The 1967 Land Act, the one we still use today, is useless and obsolete.
One, it fuels land grabs because, on customary land, it provides that Malawians only have a right to use the land but not a right to own it.
At the rate the rich and the powerful are grabbing vast tracts of land in villages; I would not be surprised when, few years from now, most Malawians become landless.
Two, this law is fuelling poverty. You see, land is an asset: It can be sold, it can be loaned and it can be used as collateral when accessing loans in financial institutions. But, with the current legal status, most Malawians, on customary land, cannot use their land to access such services. Why? They do not own the land they use. As such, most Malawians sit on dead asset.
Three, look at our towns. People are encroaching everywhere-even hills. Part of the reason is this Land Act. How? You see, our cities have a lot of landlords. You have City Council officials, Malawi Housing Corporation (MHC) and Ministry of Lands. All these compete for control and, often, people take advantage of this multiplicity of landlords and take matters into their hand.
I can go on and on, but what is key is that instead of curbing poverty, our land law is fuelling it. It is a clear case of a bad law. In fact that is why, in 2002, as a country we rolled out the process of reviewing all land-related laws with a goal of coming up with a legislation that should be responsive to changing needs.
It is disturbing that 13 years later, after millions spent, these reviewed laws are just gathering dust. Why? Last time former president Joyce Banda refused to assent to them because chiefs felt the new land laws are taking away their power.

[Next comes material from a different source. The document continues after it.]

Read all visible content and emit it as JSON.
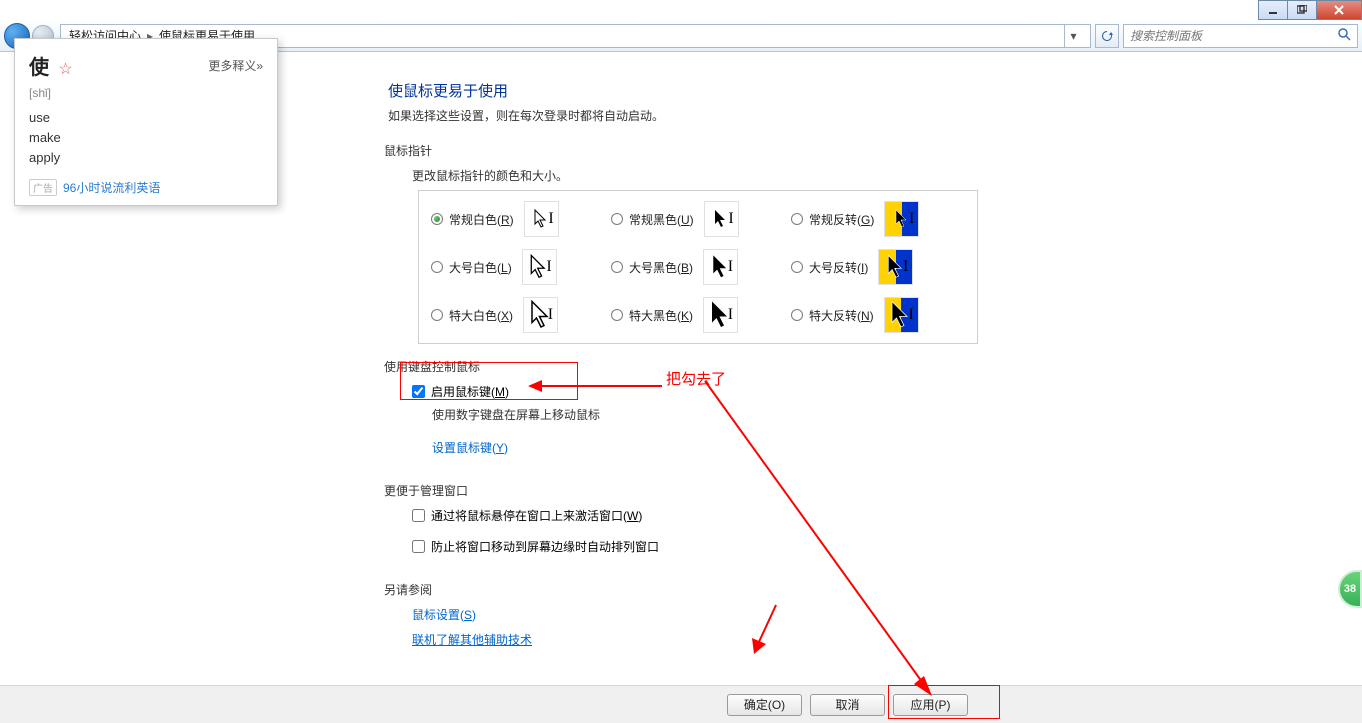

Now, I had hope when President Peter Mutharika made a commitment towards getting all land-related laws finalised. But look what we got last week? Government, after weeks of assurance, came out, saying it will not table the much-awaited land-related laws. The reason they have given is dumb because they are not, in the first place, specifying what actually they want to fine-tune.

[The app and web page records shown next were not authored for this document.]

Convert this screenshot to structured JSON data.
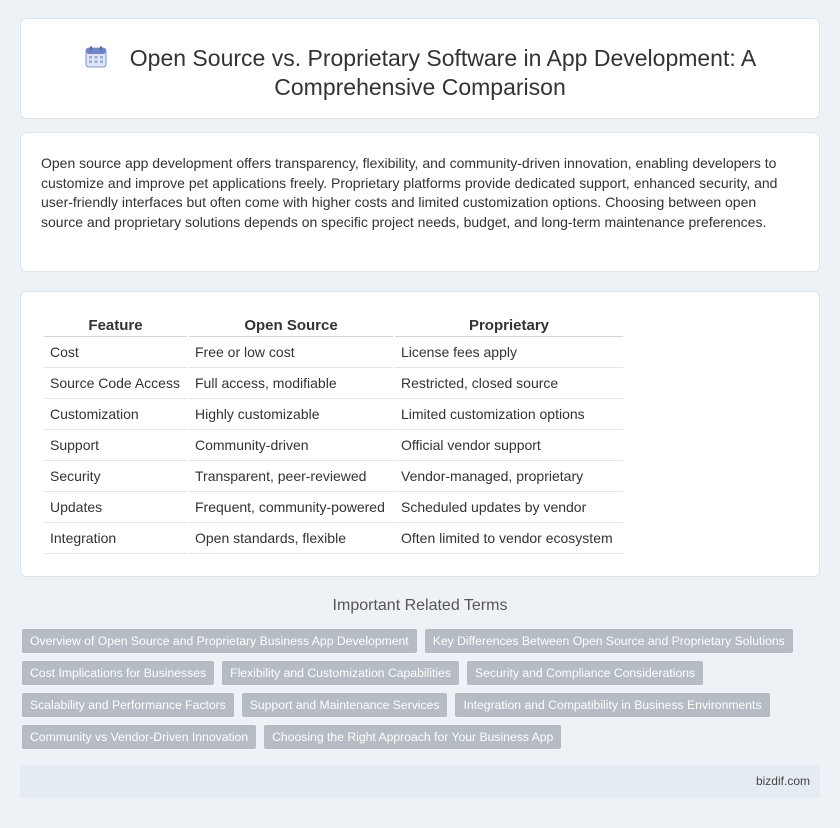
{
  "header": {
    "title_line1": "Open Source vs. Proprietary Software in App Development: A",
    "title_line2": "Comprehensive Comparison",
    "icon": "calendar-icon"
  },
  "intro": {
    "text": "Open source app development offers transparency, flexibility, and community-driven innovation, enabling developers to customize and improve pet applications freely. Proprietary platforms provide dedicated support, enhanced security, and user-friendly interfaces but often come with higher costs and limited customization options. Choosing between open source and proprietary solutions depends on specific project needs, budget, and long-term maintenance preferences."
  },
  "table": {
    "headers": [
      "Feature",
      "Open Source",
      "Proprietary"
    ],
    "rows": [
      [
        "Cost",
        "Free or low cost",
        "License fees apply"
      ],
      [
        "Source Code Access",
        "Full access, modifiable",
        "Restricted, closed source"
      ],
      [
        "Customization",
        "Highly customizable",
        "Limited customization options"
      ],
      [
        "Support",
        "Community-driven",
        "Official vendor support"
      ],
      [
        "Security",
        "Transparent, peer-reviewed",
        "Vendor-managed, proprietary"
      ],
      [
        "Updates",
        "Frequent, community-powered",
        "Scheduled updates by vendor"
      ],
      [
        "Integration",
        "Open standards, flexible",
        "Often limited to vendor ecosystem"
      ]
    ]
  },
  "related": {
    "heading": "Important Related Terms",
    "tags": [
      "Overview of Open Source and Proprietary Business App Development",
      "Key Differences Between Open Source and Proprietary Solutions",
      "Cost Implications for Businesses",
      "Flexibility and Customization Capabilities",
      "Security and Compliance Considerations",
      "Scalability and Performance Factors",
      "Support and Maintenance Services",
      "Integration and Compatibility in Business Environments",
      "Community vs Vendor-Driven Innovation",
      "Choosing the Right Approach for Your Business App"
    ]
  },
  "footer": {
    "site": "bizdif.com"
  }
}
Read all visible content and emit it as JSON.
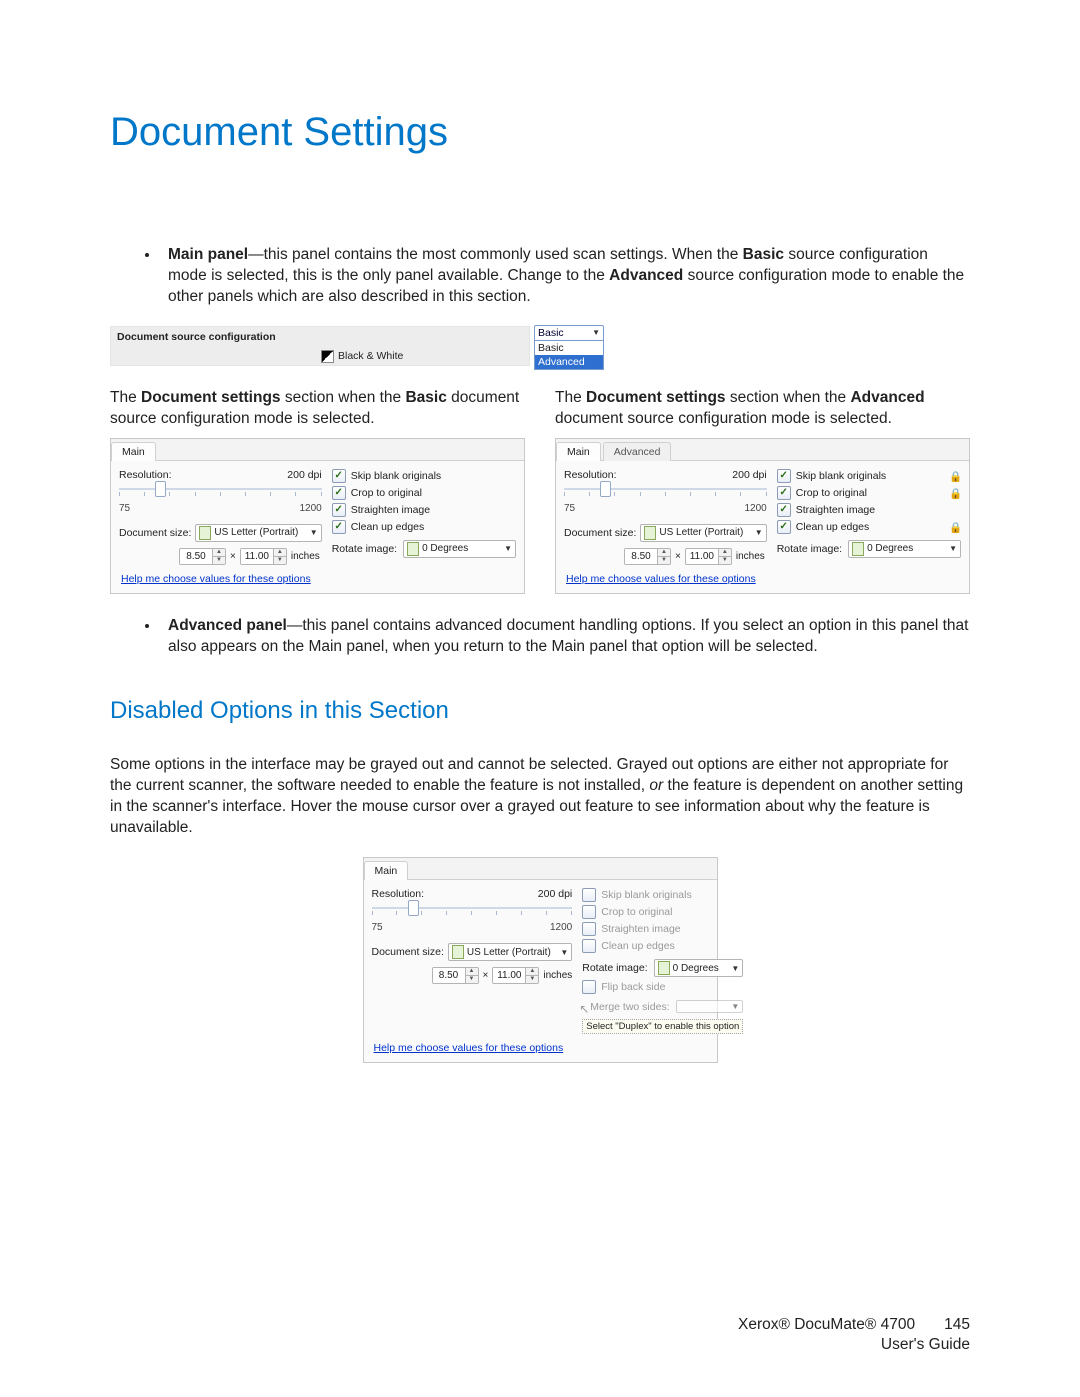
{
  "title": "Document Settings",
  "bullets": {
    "main": {
      "lead": "Main panel",
      "text": "—this panel contains the most commonly used scan settings. When the ",
      "bold1": "Basic",
      "text2": " source configuration mode is selected, this is the only panel available. Change to the ",
      "bold2": "Advanced",
      "text3": " source configuration mode to enable the other panels which are also described in this section."
    },
    "advanced": {
      "lead": "Advanced panel",
      "text": "—this panel contains advanced document handling options. If you select an option in this panel that also appears on the Main panel, when you return to the Main panel that option will be selected."
    }
  },
  "config_box": {
    "title": "Document source configuration",
    "mode_label": "Black & White",
    "dropdown": {
      "current": "Basic",
      "options": [
        "Basic",
        "Advanced"
      ]
    }
  },
  "captions": {
    "basic1": "The ",
    "basic_bold": "Document settings",
    "basic2": " section when the ",
    "basic_mode": "Basic",
    "basic3": " document source configuration mode is selected.",
    "adv_mode": "Advanced"
  },
  "panel": {
    "tabs": {
      "main": "Main",
      "advanced": "Advanced"
    },
    "resolution": {
      "label": "Resolution:",
      "value": "200 dpi",
      "min": "75",
      "max": "1200"
    },
    "docsize": {
      "label": "Document size:",
      "preset": "US Letter (Portrait)"
    },
    "dims": {
      "w": "8.50",
      "h": "11.00",
      "mult": "×",
      "unit": "inches"
    },
    "checks": {
      "skip": "Skip blank originals",
      "crop": "Crop to original",
      "straighten": "Straighten image",
      "clean": "Clean up edges",
      "flip": "Flip back side",
      "merge": "Merge two sides:"
    },
    "rotate": {
      "label": "Rotate image:",
      "value": "0 Degrees"
    },
    "help": "Help me choose values for these options",
    "tooltip": "Select \"Duplex\" to enable this option"
  },
  "subhead": "Disabled Options in this Section",
  "disabled_text": {
    "p1": "Some options in the interface may be grayed out and cannot be selected. Grayed out options are either not appropriate for the current scanner, the software needed to enable the feature is not installed, ",
    "p1_i": "or",
    "p1b": " the feature is dependent on another setting in the scanner's interface. Hover the mouse cursor over a grayed out feature to see information about why the feature is unavailable."
  },
  "footer": {
    "brand": "Xerox® DocuMate® 4700",
    "page": "145",
    "guide": "User's Guide"
  }
}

For a government that, everyday, talks about fighting poverty, it is hypocritical to delay getting out laws that fuel misery on the people. In fact, by delaying even further to finalise the process, Mutharika has just ignited a war with suffering Malawians who want to get the best from their land.
In a similar fashion, the games government is playing on land-related laws is nothing different from those on Access to Information (ATI) Bill. What we know is that access to public information is a constitutional right. I also know that previous administrations have used every trick to suppress the tabling of the ATI. Further, I also know that the Democratic Progressive Party (DPP) promised with detail that they will expedite the tabling of ATI in Parliament. This, ladies and gentleman, is another Bill that, just like all land-related bills, has been on the shelves for more than a decade.

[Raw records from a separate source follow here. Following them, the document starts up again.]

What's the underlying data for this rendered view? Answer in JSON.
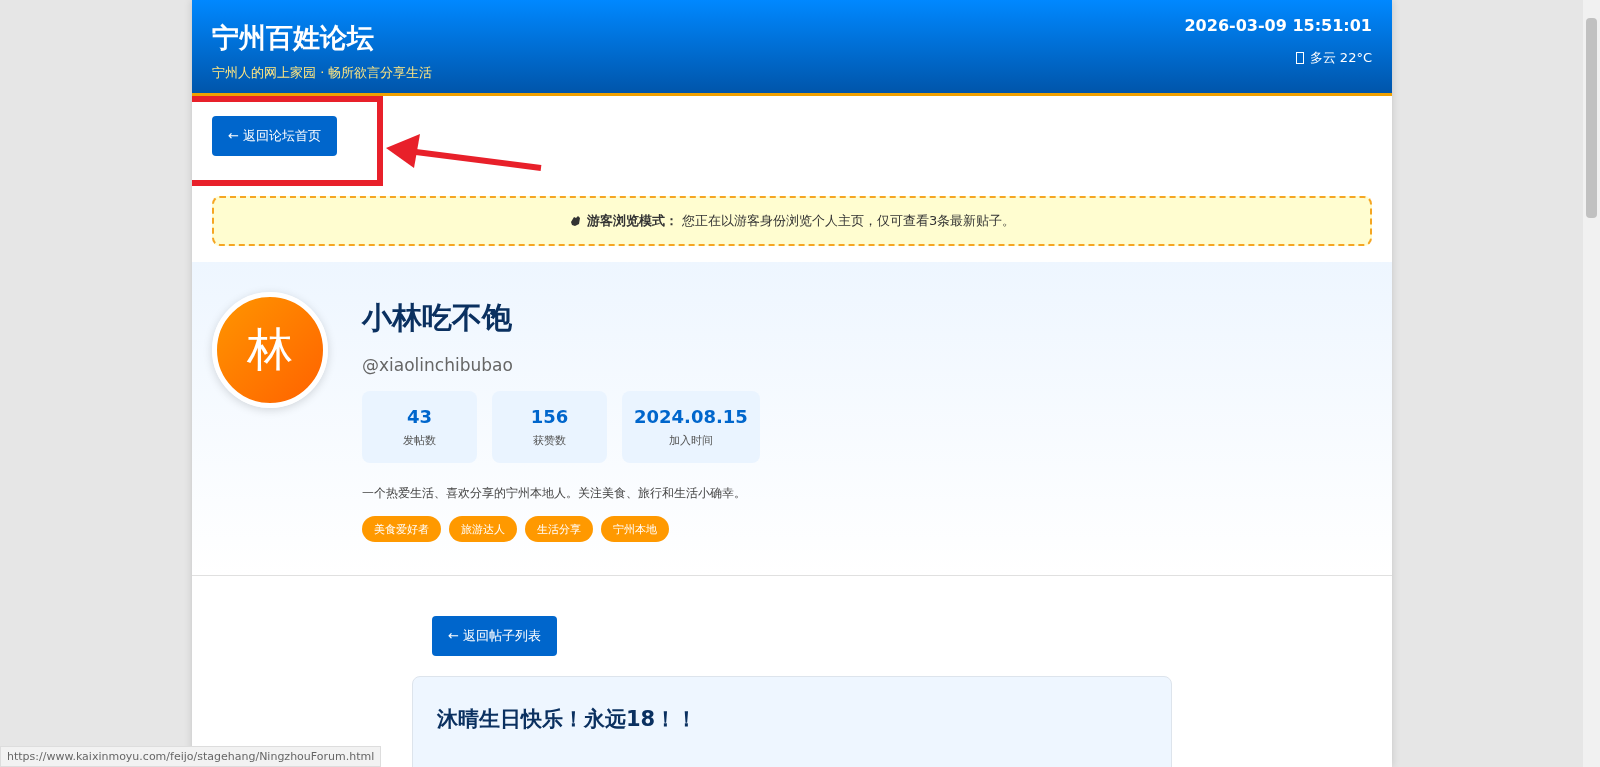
{
  "header": {
    "title": "宁州百姓论坛",
    "subtitle": "宁州人的网上家园 · 畅所欲言分享生活",
    "datetime": "2026-03-09 15:51:01",
    "weather": "多云 22°C"
  },
  "back_button": "← 返回论坛首页",
  "notice": {
    "label": "游客浏览模式：",
    "text": "您正在以游客身份浏览个人主页，仅可查看3条最新贴子。"
  },
  "profile": {
    "avatar": "林",
    "name": "小林吃不饱",
    "handle": "@xiaolinchibubao",
    "stats": [
      {
        "value": "43",
        "label": "发帖数"
      },
      {
        "value": "156",
        "label": "获赞数"
      },
      {
        "value": "2024.08.15",
        "label": "加入时间"
      }
    ],
    "bio": "一个热爱生活、喜欢分享的宁州本地人。关注美食、旅行和生活小确幸。",
    "tags": [
      "美食爱好者",
      "旅游达人",
      "生活分享",
      "宁州本地"
    ]
  },
  "post_back_button": "← 返回帖子列表",
  "post": {
    "title": "沐晴生日快乐！永远18！！"
  },
  "status_bar": {
    "url": "https://www.kaixinmoyu.com/feijo/stagehang/NingzhouForum.html"
  }
}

What we do not is the motive behind DPP in not living according to the promise.
But hey, I got news for President Mutharika. Issues of land and ATI have thousands and thousands of stakeholders. Delaying their finalisation is a clear case of a leader igniting needless wars, on different fronts, with the people. These are laws for the nation; not a party. Mutharika has no choice but expedite the processes. No otherwise because these are needless wars the President cannot win. n